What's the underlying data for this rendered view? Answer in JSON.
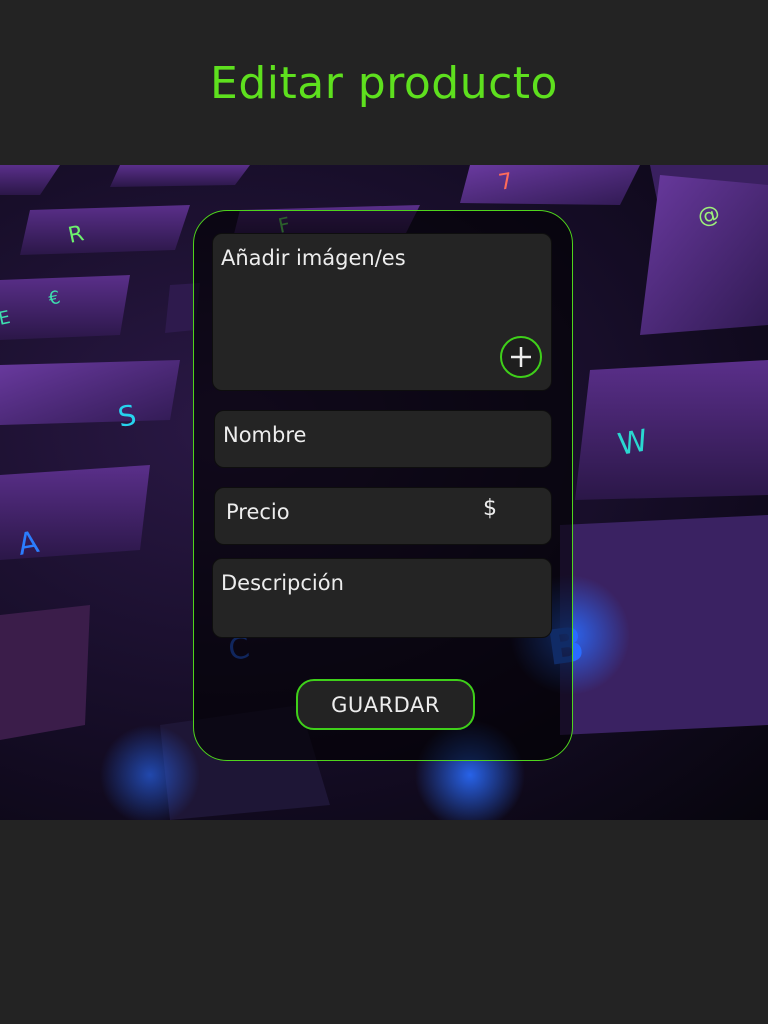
{
  "header": {
    "title": "Editar producto"
  },
  "form": {
    "images_label": "Añadir imágen/es",
    "add_image_icon": "plus-icon",
    "name_label": "Nombre",
    "price_label": "Precio",
    "currency_symbol": "$",
    "description_label": "Descripción",
    "save_label": "GUARDAR"
  },
  "colors": {
    "accent": "#5ee01e",
    "background": "#232323",
    "field_background": "#242424",
    "text": "#ededed"
  }
}
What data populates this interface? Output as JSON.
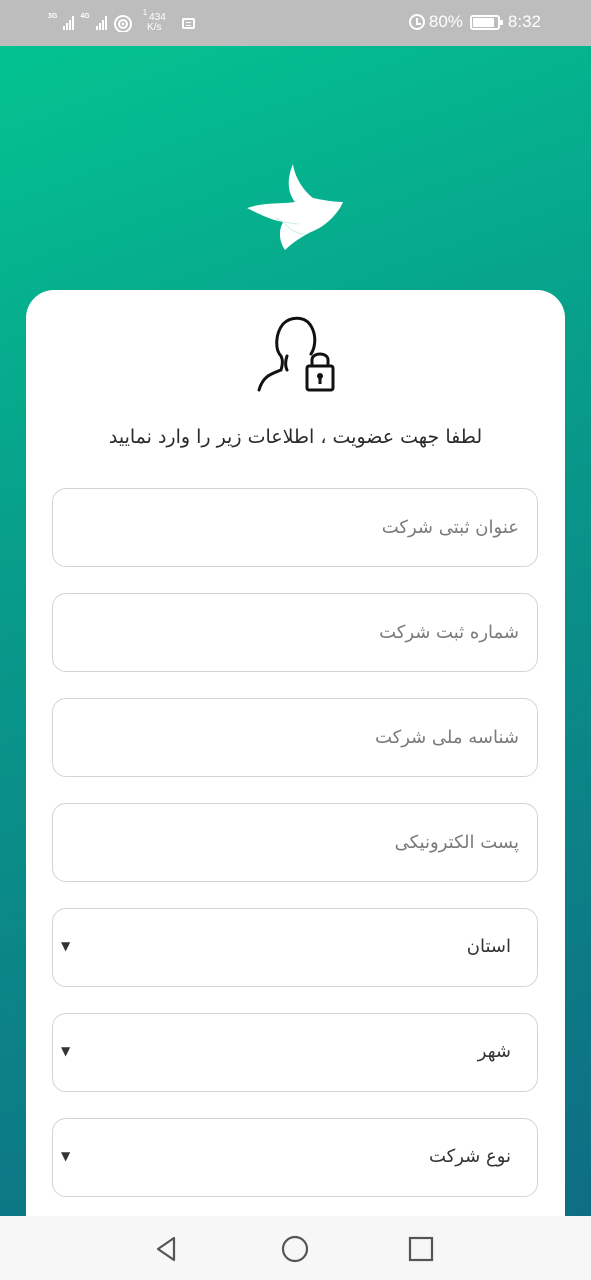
{
  "status_bar": {
    "net_type_1": "3G",
    "net_type_2": "4G",
    "speed_sup": "1",
    "speed_value": "434",
    "speed_unit": "K/s",
    "battery": "80%",
    "time": "8:32",
    "icons": [
      "signal-icon",
      "wifi-icon",
      "message-icon",
      "alarm-icon",
      "battery-icon"
    ]
  },
  "app": {
    "logo_icon": "bird-logo-icon",
    "form_icon": "user-lock-icon",
    "intro_text": "لطفا جهت عضویت ، اطلاعات زیر را وارد نمایید"
  },
  "form": {
    "fields": [
      {
        "placeholder": "عنوان ثبتی شرکت",
        "value": ""
      },
      {
        "placeholder": "شماره ثبت شرکت",
        "value": ""
      },
      {
        "placeholder": "شناسه ملی شرکت",
        "value": ""
      },
      {
        "placeholder": "پست الکترونیکی",
        "value": ""
      }
    ],
    "selects": [
      {
        "label": "استان",
        "caret": "▼"
      },
      {
        "label": "شهر",
        "caret": "▼"
      },
      {
        "label": "نوع شرکت",
        "caret": "▼"
      }
    ]
  },
  "nav": {
    "icons": [
      "back-triangle-icon",
      "home-circle-icon",
      "recents-square-icon"
    ]
  },
  "colors": {
    "gradient_start": "#03c391",
    "gradient_end": "#0e6d84",
    "status_bar": "#bdbdbd",
    "field_border": "#d4d4d4"
  }
}
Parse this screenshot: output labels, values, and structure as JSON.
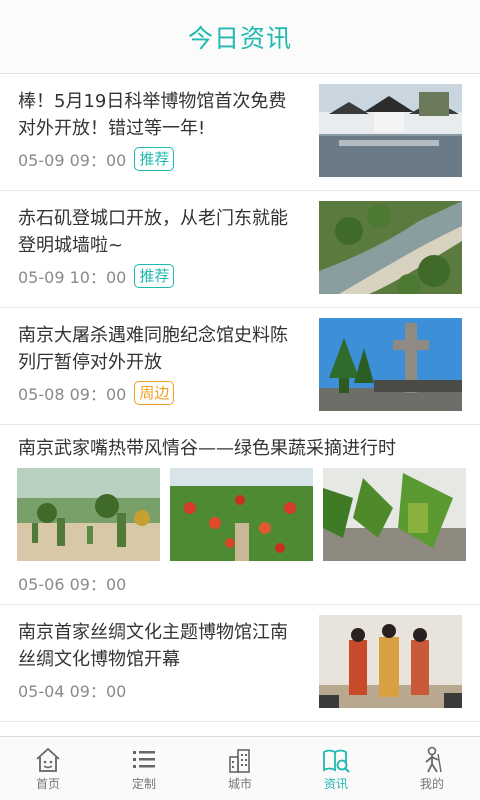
{
  "header": {
    "title": "今日资讯"
  },
  "news": [
    {
      "title": "棒！5月19日科举博物馆首次免费对外开放！错过等一年!",
      "time": "05-09  09：00",
      "tag": "推荐",
      "image": "scenic-town-photo"
    },
    {
      "title": "赤石矶登城口开放，从老门东就能登明城墙啦~",
      "time": "05-09 10：00",
      "tag": "推荐",
      "image": "aerial-greenway-photo"
    },
    {
      "title": "南京大屠杀遇难同胞纪念馆史料陈列厅暂停对外开放",
      "time": "05-08 09：00",
      "tag": "周边",
      "image": "memorial-cross-photo"
    },
    {
      "title": "南京武家嘴热带风情谷——绿色果蔬采摘进行时",
      "time": "05-06 09：00",
      "images": [
        "cactus-greenhouse-photo",
        "tomato-greenhouse-photo",
        "banana-tree-photo"
      ]
    },
    {
      "title": "南京首家丝绸文化主题博物馆江南丝绸文化博物馆开幕",
      "time": "05-04 09：00",
      "image": "silk-costume-show-photo"
    }
  ],
  "tabbar": {
    "items": [
      {
        "label": "首页",
        "icon": "home-icon"
      },
      {
        "label": "定制",
        "icon": "list-icon"
      },
      {
        "label": "城市",
        "icon": "city-icon"
      },
      {
        "label": "资讯",
        "icon": "news-icon",
        "active": true
      },
      {
        "label": "我的",
        "icon": "person-icon"
      }
    ]
  },
  "colors": {
    "accent": "#1fb9b0",
    "tag_orange": "#f0a020"
  }
}
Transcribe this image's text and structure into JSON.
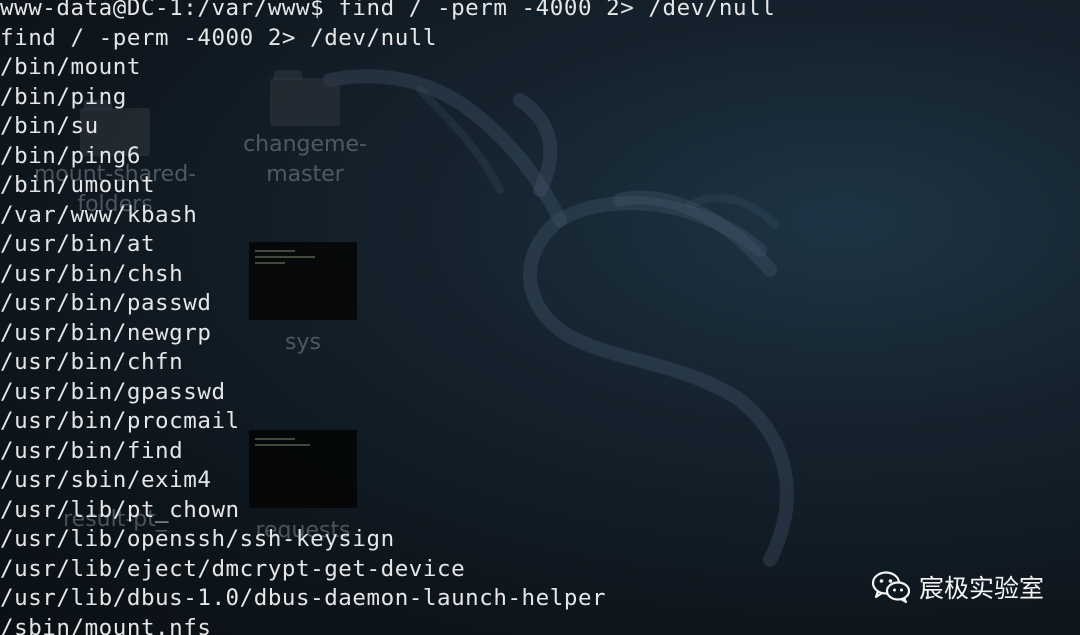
{
  "desktop": {
    "icons": [
      {
        "label_1": "mount-shared-",
        "label_2": "folders"
      },
      {
        "label_1": "changeme-",
        "label_2": "master"
      },
      {
        "label": "sys"
      },
      {
        "label": "requests"
      },
      {
        "label": "result-pt_"
      }
    ]
  },
  "terminal": {
    "lines": [
      "www-data@DC-1:/var/www$ find / -perm -4000 2> /dev/null",
      "find / -perm -4000 2> /dev/null",
      "/bin/mount",
      "/bin/ping",
      "/bin/su",
      "/bin/ping6",
      "/bin/umount",
      "/var/www/kbash",
      "/usr/bin/at",
      "/usr/bin/chsh",
      "/usr/bin/passwd",
      "/usr/bin/newgrp",
      "/usr/bin/chfn",
      "/usr/bin/gpasswd",
      "/usr/bin/procmail",
      "/usr/bin/find",
      "/usr/sbin/exim4",
      "/usr/lib/pt_chown",
      "/usr/lib/openssh/ssh-keysign",
      "/usr/lib/eject/dmcrypt-get-device",
      "/usr/lib/dbus-1.0/dbus-daemon-launch-helper",
      "/sbin/mount.nfs"
    ]
  },
  "watermark": {
    "icon": "wechat-icon",
    "text": "宸极实验室"
  },
  "colors": {
    "terminal_text": "#e6e6e6",
    "background": "#15222d",
    "watermark_text": "#f4f4f4"
  }
}
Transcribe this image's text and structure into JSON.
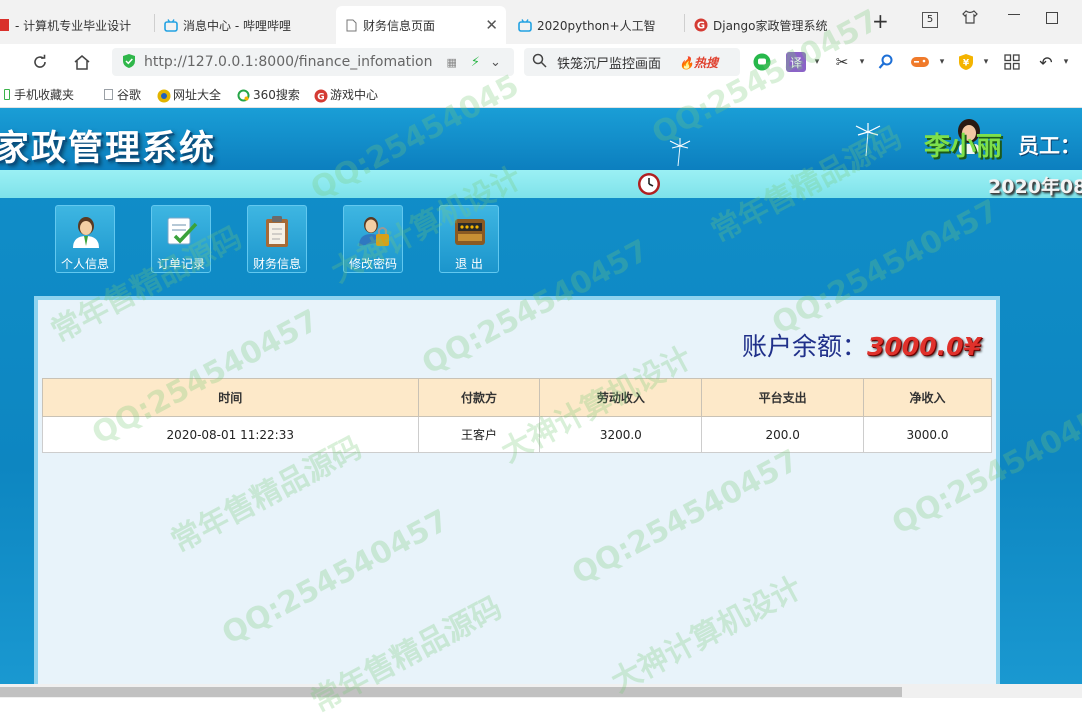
{
  "browser": {
    "tabs": [
      {
        "label": "- 计算机专业毕业设计",
        "active": false
      },
      {
        "label": "消息中心 - 哔哩哔哩",
        "active": false
      },
      {
        "label": "财务信息页面",
        "active": true
      },
      {
        "label": "2020python+人工智",
        "active": false
      },
      {
        "label": "Django家政管理系统",
        "active": false
      }
    ],
    "new_tab": "+",
    "window_badge": "5",
    "url": "http://127.0.0.1:8000/finance_infomation",
    "search_text": "铁笼沉尸监控画面",
    "hot_label": "热搜",
    "translate_label": "译"
  },
  "bookmarks": [
    {
      "label": "手机收藏夹",
      "color": "#3bb34a"
    },
    {
      "label": "谷歌",
      "color": "#9aa0a6"
    },
    {
      "label": "网址大全",
      "color": "#e2b400"
    },
    {
      "label": "360搜索",
      "color": "#26a547"
    },
    {
      "label": "游戏中心",
      "color": "#d43b33"
    }
  ],
  "header": {
    "site_title": "家政管理系统",
    "user_name": "李小丽",
    "user_role": "员工：",
    "date_text": "2020年08"
  },
  "menu": [
    {
      "label": "个人信息",
      "icon": "user-icon"
    },
    {
      "label": "订单记录",
      "icon": "order-icon"
    },
    {
      "label": "财务信息",
      "icon": "clipboard-icon"
    },
    {
      "label": "修改密码",
      "icon": "lock-user-icon"
    },
    {
      "label": "退  出",
      "icon": "exit-icon"
    }
  ],
  "finance": {
    "balance_label": "账户余额：",
    "balance_value": "3000.0¥",
    "columns": [
      "时间",
      "付款方",
      "劳动收入",
      "平台支出",
      "净收入"
    ],
    "rows": [
      [
        "2020-08-01 11:22:33",
        "王客户",
        "3200.0",
        "200.0",
        "3000.0"
      ]
    ]
  },
  "watermark": [
    "QQ:25454045",
    "常年售精品源码",
    "大神计算机设计",
    "QQ:254540457"
  ],
  "colors": {
    "accent_blue": "#118fca",
    "title_red": "#e0312b",
    "table_header": "#fde9c9",
    "name_green": "#7ee04a"
  }
}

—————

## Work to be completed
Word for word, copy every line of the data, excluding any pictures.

## Written response
What's the underlying data for this rendered view? Answer in JSON.
{
  "header": {
    "title": "Editar producto"
  },
  "form": {
    "images_label": "Añadir imágen/es",
    "add_image_icon": "plus-icon",
    "name_label": "Nombre",
    "price_label": "Precio",
    "currency_symbol": "$",
    "description_label": "Descripción",
    "save_label": "GUARDAR"
  },
  "colors": {
    "accent": "#5ee01e",
    "background": "#232323",
    "field_background": "#242424",
    "text": "#ededed"
  }
}
What data populates this interface? Output as JSON.
{
  "status_bar": {
    "net_type_1": "3G",
    "net_type_2": "4G",
    "speed_sup": "1",
    "speed_value": "434",
    "speed_unit": "K/s",
    "battery": "80%",
    "time": "8:32",
    "icons": [
      "signal-icon",
      "wifi-icon",
      "message-icon",
      "alarm-icon",
      "battery-icon"
    ]
  },
  "app": {
    "logo_icon": "bird-logo-icon",
    "form_icon": "user-lock-icon",
    "intro_text": "لطفا جهت عضویت ، اطلاعات زیر را وارد نمایید"
  },
  "form": {
    "fields": [
      {
        "placeholder": "عنوان ثبتی شرکت",
        "value": ""
      },
      {
        "placeholder": "شماره ثبت شرکت",
        "value": ""
      },
      {
        "placeholder": "شناسه ملی شرکت",
        "value": ""
      },
      {
        "placeholder": "پست الکترونیکی",
        "value": ""
      }
    ],
    "selects": [
      {
        "label": "استان",
        "caret": "▼"
      },
      {
        "label": "شهر",
        "caret": "▼"
      },
      {
        "label": "نوع شرکت",
        "caret": "▼"
      }
    ]
  },
  "nav": {
    "icons": [
      "back-triangle-icon",
      "home-circle-icon",
      "recents-square-icon"
    ]
  },
  "colors": {
    "gradient_start": "#03c391",
    "gradient_end": "#0e6d84",
    "status_bar": "#bdbdbd",
    "field_border": "#d4d4d4"
  }
}
Parse this screenshot: output labels, values, and structure as JSON.
{
  "header": {
    "title": "今日资讯"
  },
  "news": [
    {
      "title": "棒！5月19日科举博物馆首次免费对外开放！错过等一年!",
      "time": "05-09  09：00",
      "tag": "推荐",
      "image": "scenic-town-photo"
    },
    {
      "title": "赤石矶登城口开放，从老门东就能登明城墙啦~",
      "time": "05-09 10：00",
      "tag": "推荐",
      "image": "aerial-greenway-photo"
    },
    {
      "title": "南京大屠杀遇难同胞纪念馆史料陈列厅暂停对外开放",
      "time": "05-08 09：00",
      "tag": "周边",
      "image": "memorial-cross-photo"
    },
    {
      "title": "南京武家嘴热带风情谷——绿色果蔬采摘进行时",
      "time": "05-06 09：00",
      "images": [
        "cactus-greenhouse-photo",
        "tomato-greenhouse-photo",
        "banana-tree-photo"
      ]
    },
    {
      "title": "南京首家丝绸文化主题博物馆江南丝绸文化博物馆开幕",
      "time": "05-04 09：00",
      "image": "silk-costume-show-photo"
    }
  ],
  "tabbar": {
    "items": [
      {
        "label": "首页",
        "icon": "home-icon"
      },
      {
        "label": "定制",
        "icon": "list-icon"
      },
      {
        "label": "城市",
        "icon": "city-icon"
      },
      {
        "label": "资讯",
        "icon": "news-icon",
        "active": true
      },
      {
        "label": "我的",
        "icon": "person-icon"
      }
    ]
  },
  "colors": {
    "accent": "#1fb9b0",
    "tag_orange": "#f0a020"
  }
}
Transcribe this image's text and structure into JSON.
{
  "desktop": {
    "icons": [
      {
        "label_1": "mount-shared-",
        "label_2": "folders"
      },
      {
        "label_1": "changeme-",
        "label_2": "master"
      },
      {
        "label": "sys"
      },
      {
        "label": "requests"
      },
      {
        "label": "result-pt_"
      }
    ]
  },
  "terminal": {
    "lines": [
      "www-data@DC-1:/var/www$ find / -perm -4000 2> /dev/null",
      "find / -perm -4000 2> /dev/null",
      "/bin/mount",
      "/bin/ping",
      "/bin/su",
      "/bin/ping6",
      "/bin/umount",
      "/var/www/kbash",
      "/usr/bin/at",
      "/usr/bin/chsh",
      "/usr/bin/passwd",
      "/usr/bin/newgrp",
      "/usr/bin/chfn",
      "/usr/bin/gpasswd",
      "/usr/bin/procmail",
      "/usr/bin/find",
      "/usr/sbin/exim4",
      "/usr/lib/pt_chown",
      "/usr/lib/openssh/ssh-keysign",
      "/usr/lib/eject/dmcrypt-get-device",
      "/usr/lib/dbus-1.0/dbus-daemon-launch-helper",
      "/sbin/mount.nfs"
    ]
  },
  "watermark": {
    "icon": "wechat-icon",
    "text": "宸极实验室"
  },
  "colors": {
    "terminal_text": "#e6e6e6",
    "background": "#15222d",
    "watermark_text": "#f4f4f4"
  }
}
Transcribe this image's text and structure into JSON.
{
  "browser": {
    "tabs": [
      {
        "label": "- 计算机专业毕业设计",
        "active": false
      },
      {
        "label": "消息中心 - 哔哩哔哩",
        "active": false
      },
      {
        "label": "财务信息页面",
        "active": true
      },
      {
        "label": "2020python+人工智",
        "active": false
      },
      {
        "label": "Django家政管理系统",
        "active": false
      }
    ],
    "new_tab": "+",
    "window_badge": "5",
    "url": "http://127.0.0.1:8000/finance_infomation",
    "search_text": "铁笼沉尸监控画面",
    "hot_label": "热搜",
    "translate_label": "译"
  },
  "bookmarks": [
    {
      "label": "手机收藏夹",
      "color": "#3bb34a"
    },
    {
      "label": "谷歌",
      "color": "#9aa0a6"
    },
    {
      "label": "网址大全",
      "color": "#e2b400"
    },
    {
      "label": "360搜索",
      "color": "#26a547"
    },
    {
      "label": "游戏中心",
      "color": "#d43b33"
    }
  ],
  "header": {
    "site_title": "家政管理系统",
    "user_name": "李小丽",
    "user_role": "员工：",
    "date_text": "2020年08"
  },
  "menu": [
    {
      "label": "个人信息",
      "icon": "user-icon"
    },
    {
      "label": "订单记录",
      "icon": "order-icon"
    },
    {
      "label": "财务信息",
      "icon": "clipboard-icon"
    },
    {
      "label": "修改密码",
      "icon": "lock-user-icon"
    },
    {
      "label": "退  出",
      "icon": "exit-icon"
    }
  ],
  "finance": {
    "balance_label": "账户余额：",
    "balance_value": "3000.0¥",
    "columns": [
      "时间",
      "付款方",
      "劳动收入",
      "平台支出",
      "净收入"
    ],
    "rows": [
      [
        "2020-08-01 11:22:33",
        "王客户",
        "3200.0",
        "200.0",
        "3000.0"
      ]
    ]
  },
  "watermark": [
    "QQ:25454045",
    "常年售精品源码",
    "大神计算机设计",
    "QQ:254540457"
  ],
  "colors": {
    "accent_blue": "#118fca",
    "title_red": "#e0312b",
    "table_header": "#fde9c9",
    "name_green": "#7ee04a"
  }
}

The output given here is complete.